>>

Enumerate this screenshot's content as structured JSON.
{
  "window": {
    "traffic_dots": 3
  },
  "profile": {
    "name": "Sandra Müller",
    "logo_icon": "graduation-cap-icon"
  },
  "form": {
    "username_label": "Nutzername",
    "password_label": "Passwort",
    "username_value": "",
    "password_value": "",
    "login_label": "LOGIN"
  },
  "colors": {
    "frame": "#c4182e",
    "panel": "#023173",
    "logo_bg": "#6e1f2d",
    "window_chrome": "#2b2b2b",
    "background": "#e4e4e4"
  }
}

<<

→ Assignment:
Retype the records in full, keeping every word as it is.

→ Task solution:
Enumerate this screenshot's content as structured JSON.
{
  "window": {
    "traffic_dots": 3
  },
  "profile": {
    "name": "Sandra Müller",
    "logo_icon": "graduation-cap-icon"
  },
  "form": {
    "username_label": "Nutzername",
    "password_label": "Passwort",
    "username_value": "",
    "password_value": "",
    "login_label": "LOGIN"
  },
  "colors": {
    "frame": "#c4182e",
    "panel": "#023173",
    "logo_bg": "#6e1f2d",
    "window_chrome": "#2b2b2b",
    "background": "#e4e4e4"
  }
}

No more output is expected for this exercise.